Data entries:
....................

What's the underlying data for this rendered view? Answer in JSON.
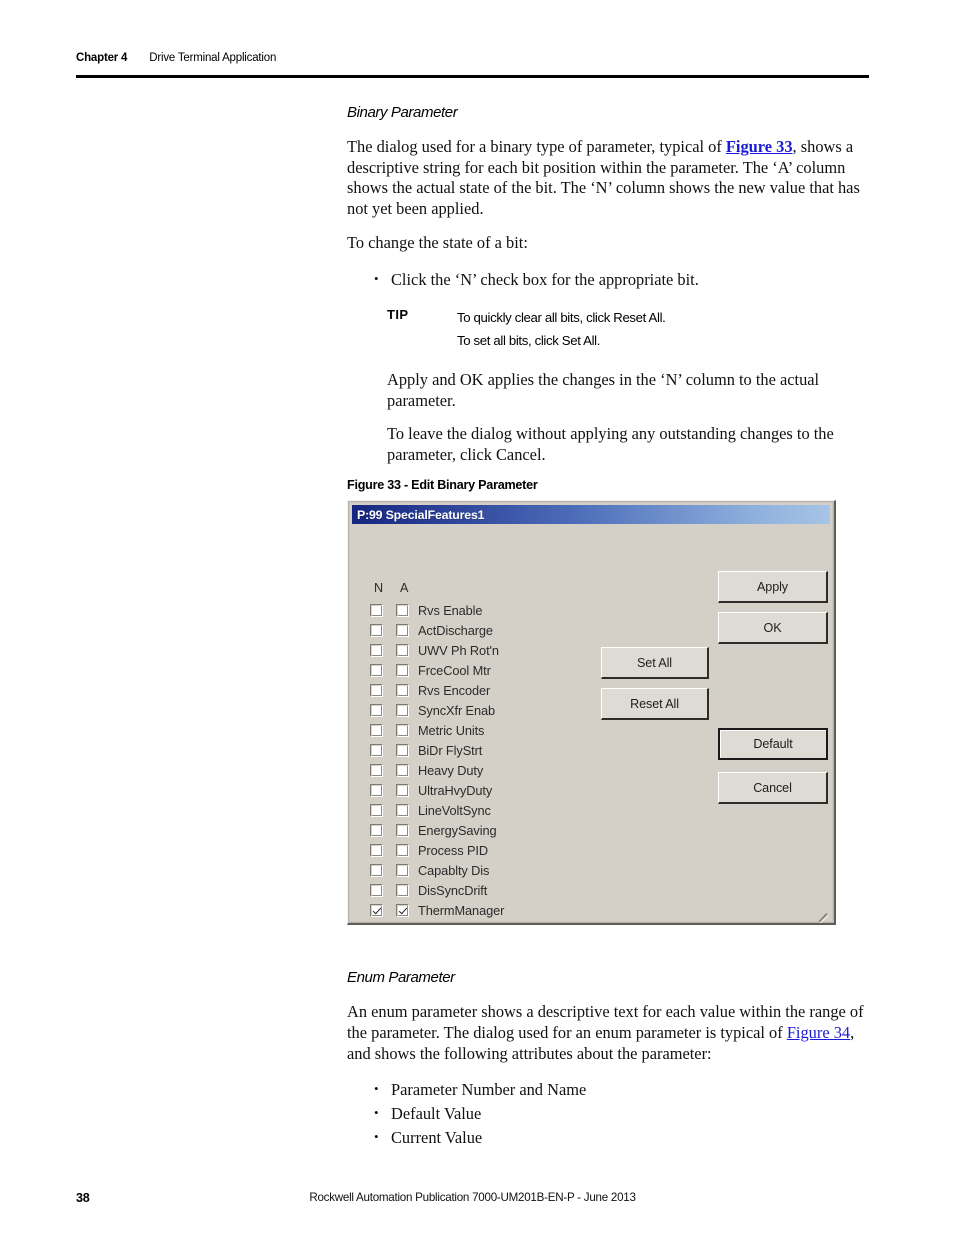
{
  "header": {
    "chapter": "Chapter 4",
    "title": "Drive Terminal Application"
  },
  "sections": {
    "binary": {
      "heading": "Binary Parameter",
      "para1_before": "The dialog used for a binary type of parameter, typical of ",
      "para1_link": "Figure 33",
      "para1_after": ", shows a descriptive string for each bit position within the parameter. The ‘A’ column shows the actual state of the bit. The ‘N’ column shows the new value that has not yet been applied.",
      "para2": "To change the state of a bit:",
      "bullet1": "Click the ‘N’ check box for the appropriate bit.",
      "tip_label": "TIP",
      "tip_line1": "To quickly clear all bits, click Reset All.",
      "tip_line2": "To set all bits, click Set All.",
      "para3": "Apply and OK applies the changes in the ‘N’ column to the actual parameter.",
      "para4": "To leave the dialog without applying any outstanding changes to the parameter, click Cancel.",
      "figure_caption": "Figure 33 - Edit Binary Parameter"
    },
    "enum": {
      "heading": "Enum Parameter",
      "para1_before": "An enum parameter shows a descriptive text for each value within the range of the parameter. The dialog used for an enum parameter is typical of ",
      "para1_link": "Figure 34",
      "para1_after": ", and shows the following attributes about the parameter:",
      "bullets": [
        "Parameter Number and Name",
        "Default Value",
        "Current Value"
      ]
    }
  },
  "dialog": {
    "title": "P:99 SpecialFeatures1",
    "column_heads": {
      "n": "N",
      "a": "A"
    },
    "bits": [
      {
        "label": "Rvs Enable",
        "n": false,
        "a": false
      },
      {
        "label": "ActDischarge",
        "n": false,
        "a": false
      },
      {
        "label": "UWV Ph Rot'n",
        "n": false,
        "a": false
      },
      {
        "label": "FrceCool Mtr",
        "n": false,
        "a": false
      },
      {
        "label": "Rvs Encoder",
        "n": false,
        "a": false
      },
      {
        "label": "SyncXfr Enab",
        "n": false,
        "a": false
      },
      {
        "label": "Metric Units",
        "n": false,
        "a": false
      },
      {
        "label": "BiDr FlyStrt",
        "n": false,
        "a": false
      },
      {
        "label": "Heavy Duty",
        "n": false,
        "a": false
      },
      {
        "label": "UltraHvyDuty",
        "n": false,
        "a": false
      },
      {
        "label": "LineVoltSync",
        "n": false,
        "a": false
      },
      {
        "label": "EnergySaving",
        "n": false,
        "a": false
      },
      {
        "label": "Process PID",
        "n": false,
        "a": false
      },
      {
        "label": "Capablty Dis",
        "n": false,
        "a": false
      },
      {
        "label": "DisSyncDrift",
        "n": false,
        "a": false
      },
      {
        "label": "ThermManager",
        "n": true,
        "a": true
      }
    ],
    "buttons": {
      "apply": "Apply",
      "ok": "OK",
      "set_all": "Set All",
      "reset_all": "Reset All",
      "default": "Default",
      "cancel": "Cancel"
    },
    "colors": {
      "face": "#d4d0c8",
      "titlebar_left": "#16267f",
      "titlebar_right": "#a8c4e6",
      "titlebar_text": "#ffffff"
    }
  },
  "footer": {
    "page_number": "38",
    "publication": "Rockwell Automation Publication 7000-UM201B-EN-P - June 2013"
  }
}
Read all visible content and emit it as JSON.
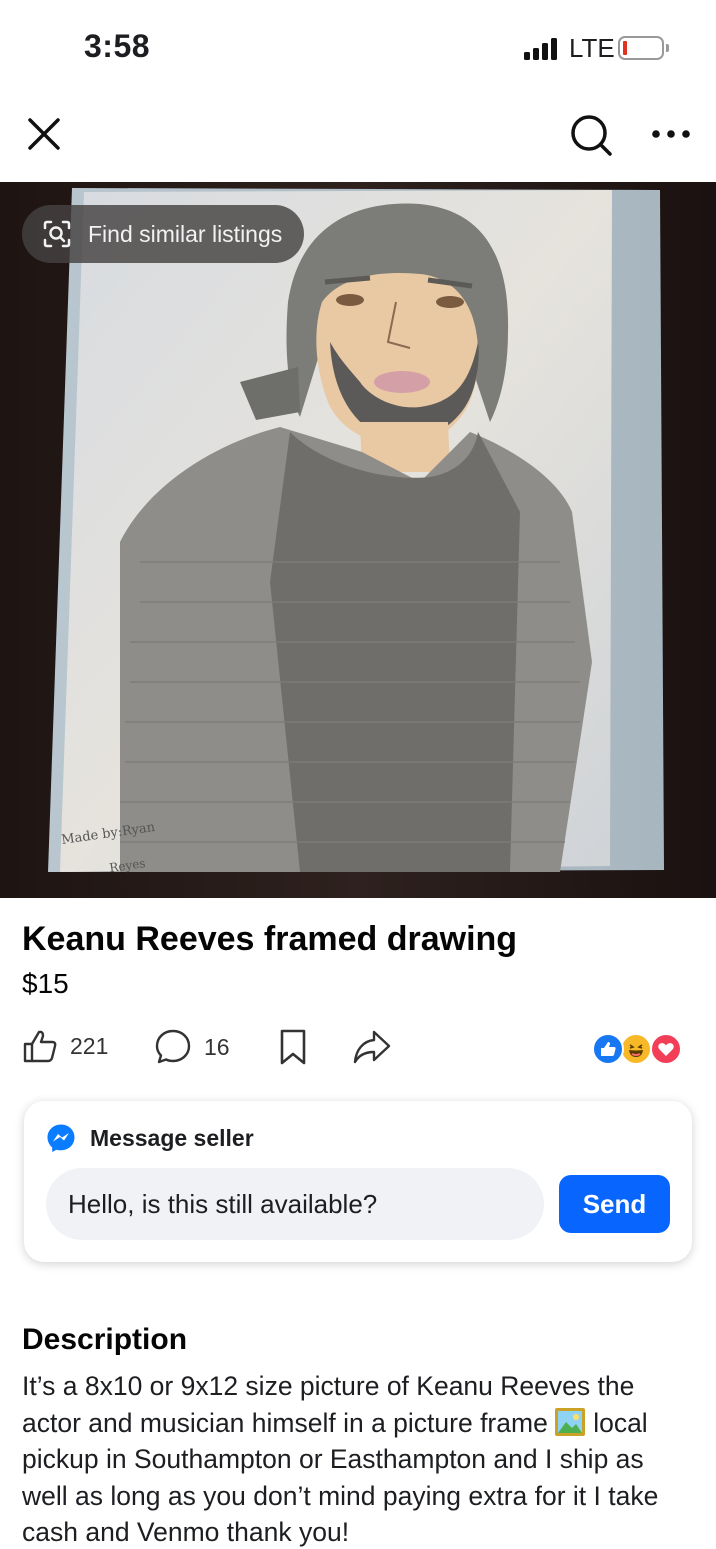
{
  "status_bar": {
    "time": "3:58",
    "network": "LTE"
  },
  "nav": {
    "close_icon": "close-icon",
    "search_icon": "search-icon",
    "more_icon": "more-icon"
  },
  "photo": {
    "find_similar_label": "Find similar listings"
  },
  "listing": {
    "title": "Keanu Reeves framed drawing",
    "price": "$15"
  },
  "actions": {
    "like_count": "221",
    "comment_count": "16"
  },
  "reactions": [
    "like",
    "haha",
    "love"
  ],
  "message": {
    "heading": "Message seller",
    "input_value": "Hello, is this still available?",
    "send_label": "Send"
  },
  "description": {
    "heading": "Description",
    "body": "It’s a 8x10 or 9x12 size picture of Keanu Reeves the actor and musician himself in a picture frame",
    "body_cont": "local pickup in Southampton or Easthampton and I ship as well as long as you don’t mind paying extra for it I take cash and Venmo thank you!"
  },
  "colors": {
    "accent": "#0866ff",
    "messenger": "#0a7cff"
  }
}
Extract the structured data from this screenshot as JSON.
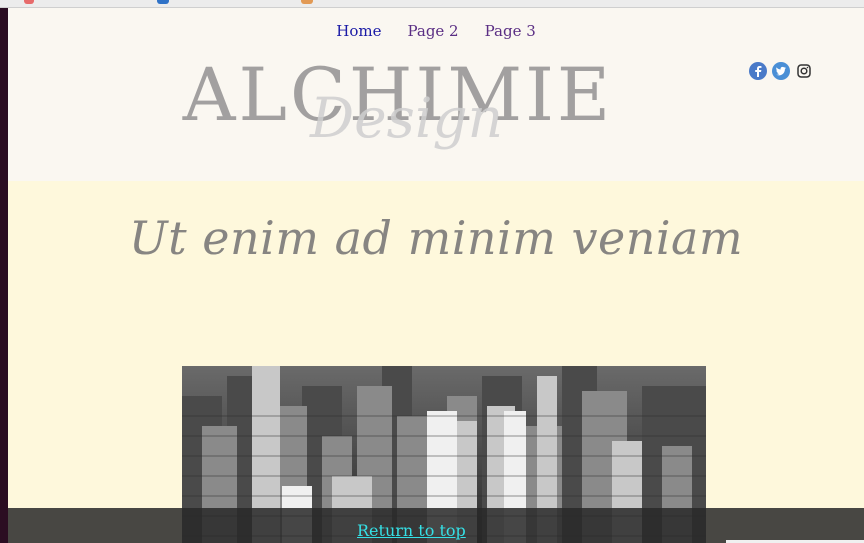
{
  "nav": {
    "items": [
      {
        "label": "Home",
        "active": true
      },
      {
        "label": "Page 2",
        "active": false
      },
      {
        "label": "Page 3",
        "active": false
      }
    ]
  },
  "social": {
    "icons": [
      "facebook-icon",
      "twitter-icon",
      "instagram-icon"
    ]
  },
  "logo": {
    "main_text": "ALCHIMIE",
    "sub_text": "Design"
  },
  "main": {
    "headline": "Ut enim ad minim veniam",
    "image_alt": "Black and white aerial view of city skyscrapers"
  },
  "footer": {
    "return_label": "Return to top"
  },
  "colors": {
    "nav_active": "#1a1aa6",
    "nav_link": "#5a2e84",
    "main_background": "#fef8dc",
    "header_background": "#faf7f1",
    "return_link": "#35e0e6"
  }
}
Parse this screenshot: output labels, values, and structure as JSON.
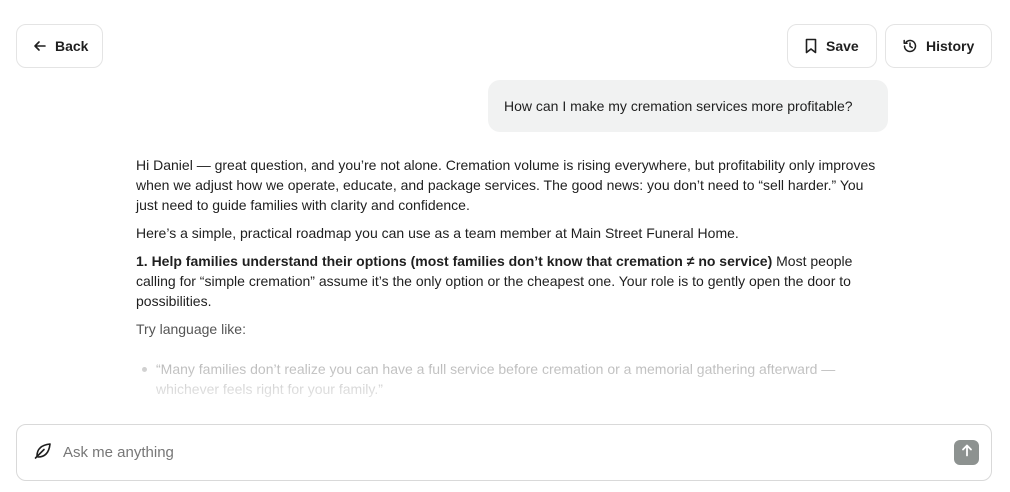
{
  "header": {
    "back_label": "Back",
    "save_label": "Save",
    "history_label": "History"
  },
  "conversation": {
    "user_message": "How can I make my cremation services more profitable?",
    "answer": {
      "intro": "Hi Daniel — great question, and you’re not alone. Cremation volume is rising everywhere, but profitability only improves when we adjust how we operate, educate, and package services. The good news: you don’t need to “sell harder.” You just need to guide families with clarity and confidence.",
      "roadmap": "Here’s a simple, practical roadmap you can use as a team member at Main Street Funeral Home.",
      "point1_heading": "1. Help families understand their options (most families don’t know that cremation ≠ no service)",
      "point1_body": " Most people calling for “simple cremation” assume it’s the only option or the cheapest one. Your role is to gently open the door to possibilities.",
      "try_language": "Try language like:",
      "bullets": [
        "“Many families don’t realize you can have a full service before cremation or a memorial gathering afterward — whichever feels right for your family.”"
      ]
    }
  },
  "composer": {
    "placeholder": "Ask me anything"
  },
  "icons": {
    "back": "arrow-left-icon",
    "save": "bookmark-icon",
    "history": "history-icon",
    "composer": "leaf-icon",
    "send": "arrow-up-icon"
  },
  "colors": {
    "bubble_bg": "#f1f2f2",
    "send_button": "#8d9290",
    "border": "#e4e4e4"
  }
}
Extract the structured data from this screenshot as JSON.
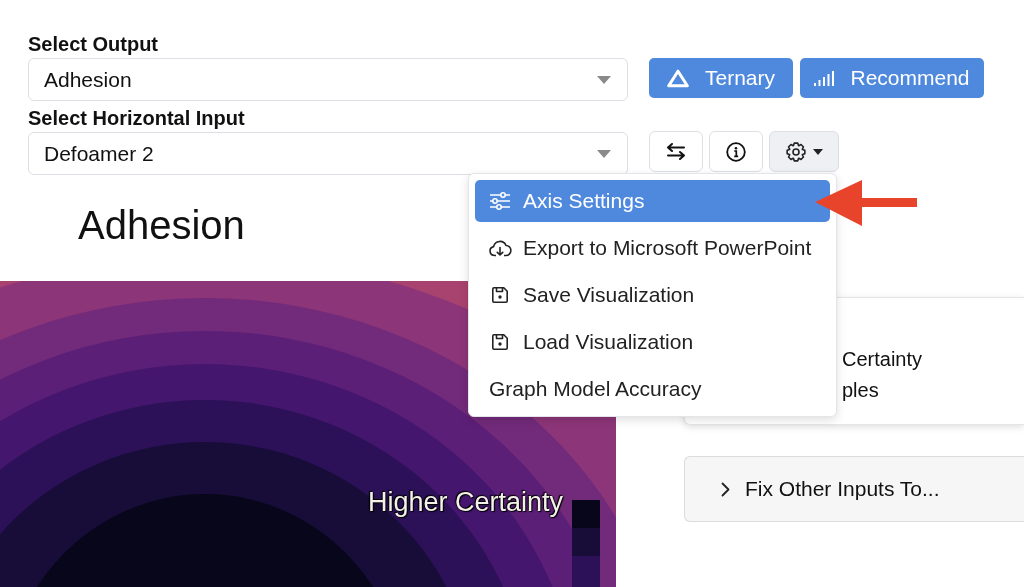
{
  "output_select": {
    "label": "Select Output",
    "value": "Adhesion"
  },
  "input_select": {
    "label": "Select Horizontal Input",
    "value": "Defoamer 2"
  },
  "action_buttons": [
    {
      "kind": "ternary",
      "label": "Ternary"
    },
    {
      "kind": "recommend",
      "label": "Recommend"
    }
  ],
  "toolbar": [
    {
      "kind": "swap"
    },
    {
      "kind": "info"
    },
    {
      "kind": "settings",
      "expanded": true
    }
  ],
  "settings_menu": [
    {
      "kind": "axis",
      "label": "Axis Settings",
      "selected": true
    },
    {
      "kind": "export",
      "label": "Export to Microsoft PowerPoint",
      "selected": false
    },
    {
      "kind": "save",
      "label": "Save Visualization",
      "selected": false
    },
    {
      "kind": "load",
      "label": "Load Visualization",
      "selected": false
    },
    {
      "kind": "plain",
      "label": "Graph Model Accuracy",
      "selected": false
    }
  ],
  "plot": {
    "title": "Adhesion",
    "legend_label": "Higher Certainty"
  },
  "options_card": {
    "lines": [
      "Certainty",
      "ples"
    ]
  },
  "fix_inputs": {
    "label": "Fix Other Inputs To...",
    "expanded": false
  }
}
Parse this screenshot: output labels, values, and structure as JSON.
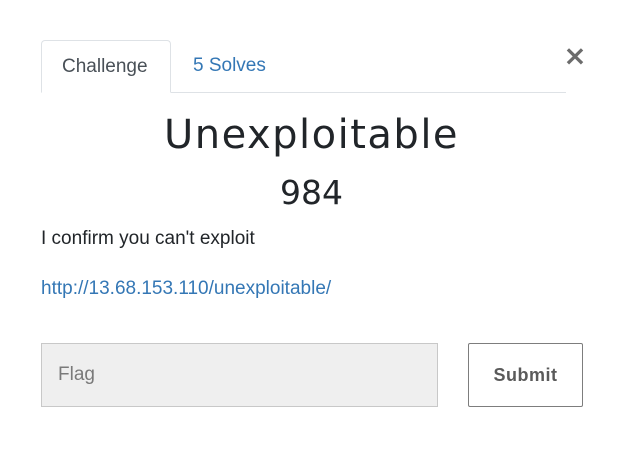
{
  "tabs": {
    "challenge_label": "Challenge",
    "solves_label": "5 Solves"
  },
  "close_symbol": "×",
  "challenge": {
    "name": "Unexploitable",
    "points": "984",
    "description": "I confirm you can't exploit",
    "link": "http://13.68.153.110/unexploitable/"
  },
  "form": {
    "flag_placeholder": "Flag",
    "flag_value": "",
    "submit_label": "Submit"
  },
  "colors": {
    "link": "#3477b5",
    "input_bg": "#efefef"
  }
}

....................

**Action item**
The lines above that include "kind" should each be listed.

**Exercise response**
      "kind": "ternary",
      "kind": "recommend",
      "kind": "swap"
      "kind": "info"
      "kind": "settings",
      "kind": "axis",
      "kind": "export",
      "kind": "save",
      "kind": "load",
      "kind": "plain",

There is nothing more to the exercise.